Major Irish agencies now appear to be bulk-buying ad inventory at knock-down rates and then selling that on with margin to their clients. There is little transparency it for clients on how much margin the agency trading desk is achieving for itself. When one hears of agencies bonusing executives for shifting to “100% programmatic” one could not be blamed in assuming that these are the agencies have figured out there is far more margin for them in this new type of ad game than there ever was in the old game.
With a programmatic ad buy, the advertiser’s impression is that they are getting better value for money today than they were a couple of years ago. However in some cases not only is more of their spend going to intermediaries in the transaction, the quality of the product they are purchasing is significantly inferior. Since the advertiser is buying on the open market they are essentially only getting access to remnant inventory on publisher sites. The viewability of the impressions purchased by the particular leisure business mentioned earlier is less than half what they could expect with a first-look direct transaction.
It is bizarre that Irish advertisers and publishers have allowed an ecosystem to emerge which strips value out of the market handing it over to unknown third parties who are offering unclear value to either party. It is outrageous that, in a local market like ours, that the illusion of complexity is being used to introduce an opaqueness that masks massive margin gain by parasites in the transaction.
Programmatic ad purchasing is a powerful tool and thankfully there are ways to cut out the middlemen to achieve good quality inventory targeting relevant audiences at a fair price. Ask your agency or advertising partner to get you access to a private programmatic marketplace (PMP) or a programmatic guaranteed deal. Premium trustworthy publishers can offer this type of flexible cost-effective purchasing mechanism in our market. Most of all, insist that your agency stop buying remnant inventory on the open exchange, unless they can reassure you of where every cent is going and the quality of the inventory they are acquiring for you.

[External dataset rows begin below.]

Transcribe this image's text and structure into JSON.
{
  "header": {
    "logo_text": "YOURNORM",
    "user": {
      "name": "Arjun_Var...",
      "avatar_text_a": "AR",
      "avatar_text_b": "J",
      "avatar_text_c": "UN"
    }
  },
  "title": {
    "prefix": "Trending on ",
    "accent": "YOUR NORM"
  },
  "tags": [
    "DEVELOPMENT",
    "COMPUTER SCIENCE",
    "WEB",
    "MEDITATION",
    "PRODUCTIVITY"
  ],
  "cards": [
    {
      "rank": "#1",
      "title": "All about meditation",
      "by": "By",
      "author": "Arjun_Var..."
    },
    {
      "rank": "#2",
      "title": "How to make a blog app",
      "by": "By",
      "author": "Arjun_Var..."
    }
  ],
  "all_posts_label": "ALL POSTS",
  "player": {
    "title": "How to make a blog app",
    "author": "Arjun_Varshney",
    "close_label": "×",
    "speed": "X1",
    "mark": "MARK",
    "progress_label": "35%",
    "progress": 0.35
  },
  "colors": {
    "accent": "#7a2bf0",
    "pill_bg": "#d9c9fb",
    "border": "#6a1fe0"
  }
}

Brendan Hughes, Group Chief Digital Officer at Independent News & Media
First published in Irish Marketing Journal (IMJ June 2017)© to order back issues please call 016611660